Exercise goal: All entries should be printed precisely as written.

Data extracted from a collection:
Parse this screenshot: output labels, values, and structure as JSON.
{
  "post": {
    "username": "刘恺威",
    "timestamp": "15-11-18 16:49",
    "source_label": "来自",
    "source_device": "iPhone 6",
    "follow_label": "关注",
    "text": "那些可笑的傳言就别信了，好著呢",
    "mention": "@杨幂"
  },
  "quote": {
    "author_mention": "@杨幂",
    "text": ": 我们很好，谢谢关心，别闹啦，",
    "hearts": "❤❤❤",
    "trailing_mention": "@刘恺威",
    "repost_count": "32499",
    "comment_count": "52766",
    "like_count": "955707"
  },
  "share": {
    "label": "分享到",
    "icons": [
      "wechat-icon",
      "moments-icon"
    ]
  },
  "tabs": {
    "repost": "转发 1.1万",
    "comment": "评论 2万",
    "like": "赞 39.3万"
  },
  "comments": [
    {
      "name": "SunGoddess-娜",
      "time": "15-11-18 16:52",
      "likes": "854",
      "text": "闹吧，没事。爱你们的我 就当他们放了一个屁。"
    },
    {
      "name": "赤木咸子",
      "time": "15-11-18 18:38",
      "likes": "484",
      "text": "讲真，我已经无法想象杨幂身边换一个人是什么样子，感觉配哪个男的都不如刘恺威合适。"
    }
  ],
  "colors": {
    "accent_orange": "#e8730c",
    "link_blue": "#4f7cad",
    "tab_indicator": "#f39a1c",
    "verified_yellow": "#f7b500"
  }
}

Answer to the problem:
Parse this screenshot: output labels, values, and structure as JSON.
{
  "post": {
    "username": "刘恺威",
    "timestamp": "15-11-18 16:49",
    "source_label": "来自",
    "source_device": "iPhone 6",
    "follow_label": "关注",
    "text": "那些可笑的傳言就别信了，好著呢",
    "mention": "@杨幂"
  },
  "quote": {
    "author_mention": "@杨幂",
    "text": ": 我们很好，谢谢关心，别闹啦，",
    "hearts": "❤❤❤",
    "trailing_mention": "@刘恺威",
    "repost_count": "32499",
    "comment_count": "52766",
    "like_count": "955707"
  },
  "share": {
    "label": "分享到",
    "icons": [
      "wechat-icon",
      "moments-icon"
    ]
  },
  "tabs": {
    "repost": "转发 1.1万",
    "comment": "评论 2万",
    "like": "赞 39.3万"
  },
  "comments": [
    {
      "name": "SunGoddess-娜",
      "time": "15-11-18 16:52",
      "likes": "854",
      "text": "闹吧，没事。爱你们的我 就当他们放了一个屁。"
    },
    {
      "name": "赤木咸子",
      "time": "15-11-18 18:38",
      "likes": "484",
      "text": "讲真，我已经无法想象杨幂身边换一个人是什么样子，感觉配哪个男的都不如刘恺威合适。"
    }
  ],
  "colors": {
    "accent_orange": "#e8730c",
    "link_blue": "#4f7cad",
    "tab_indicator": "#f39a1c",
    "verified_yellow": "#f7b500"
  }
}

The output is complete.